**Exercise details**:
Without the images, write out the entries word for word.

**Available data**:
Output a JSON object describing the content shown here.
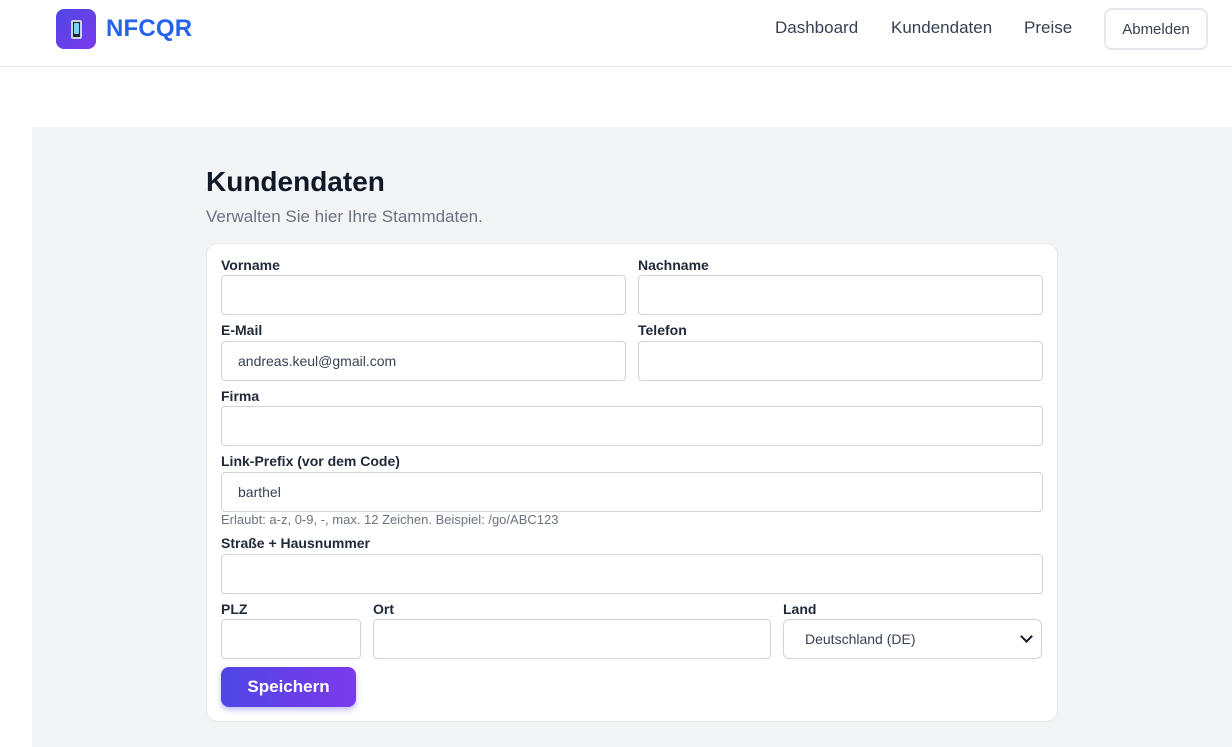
{
  "header": {
    "brand": "NFCQR",
    "logo_icon": "phone-icon",
    "nav": {
      "dashboard": "Dashboard",
      "kundendaten": "Kundendaten",
      "preise": "Preise"
    },
    "logout_label": "Abmelden"
  },
  "page": {
    "title": "Kundendaten",
    "subtitle": "Verwalten Sie hier Ihre Stammdaten."
  },
  "form": {
    "vorname": {
      "label": "Vorname",
      "value": ""
    },
    "nachname": {
      "label": "Nachname",
      "value": ""
    },
    "email": {
      "label": "E-Mail",
      "value": "andreas.keul@gmail.com"
    },
    "telefon": {
      "label": "Telefon",
      "value": ""
    },
    "firma": {
      "label": "Firma",
      "value": ""
    },
    "link_prefix": {
      "label": "Link-Prefix (vor dem Code)",
      "value": "barthel",
      "hint": "Erlaubt: a-z, 0-9, -, max. 12 Zeichen. Beispiel: /go/ABC123"
    },
    "strasse": {
      "label": "Straße + Hausnummer",
      "value": ""
    },
    "plz": {
      "label": "PLZ",
      "value": ""
    },
    "ort": {
      "label": "Ort",
      "value": ""
    },
    "land": {
      "label": "Land",
      "selected": "Deutschland (DE)"
    },
    "save_label": "Speichern"
  },
  "colors": {
    "brand": "#2563eb",
    "accent_start": "#4f46e5",
    "accent_end": "#7c3aed",
    "page_bg": "#f3f4f6"
  }
}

**Output for this task**:
Output a JSON object describing the content shown here.
{
  "header": {
    "brand": "NFCQR",
    "logo_icon": "phone-icon",
    "nav": {
      "dashboard": "Dashboard",
      "kundendaten": "Kundendaten",
      "preise": "Preise"
    },
    "logout_label": "Abmelden"
  },
  "page": {
    "title": "Kundendaten",
    "subtitle": "Verwalten Sie hier Ihre Stammdaten."
  },
  "form": {
    "vorname": {
      "label": "Vorname",
      "value": ""
    },
    "nachname": {
      "label": "Nachname",
      "value": ""
    },
    "email": {
      "label": "E-Mail",
      "value": "andreas.keul@gmail.com"
    },
    "telefon": {
      "label": "Telefon",
      "value": ""
    },
    "firma": {
      "label": "Firma",
      "value": ""
    },
    "link_prefix": {
      "label": "Link-Prefix (vor dem Code)",
      "value": "barthel",
      "hint": "Erlaubt: a-z, 0-9, -, max. 12 Zeichen. Beispiel: /go/ABC123"
    },
    "strasse": {
      "label": "Straße + Hausnummer",
      "value": ""
    },
    "plz": {
      "label": "PLZ",
      "value": ""
    },
    "ort": {
      "label": "Ort",
      "value": ""
    },
    "land": {
      "label": "Land",
      "selected": "Deutschland (DE)"
    },
    "save_label": "Speichern"
  },
  "colors": {
    "brand": "#2563eb",
    "accent_start": "#4f46e5",
    "accent_end": "#7c3aed",
    "page_bg": "#f3f4f6"
  }
}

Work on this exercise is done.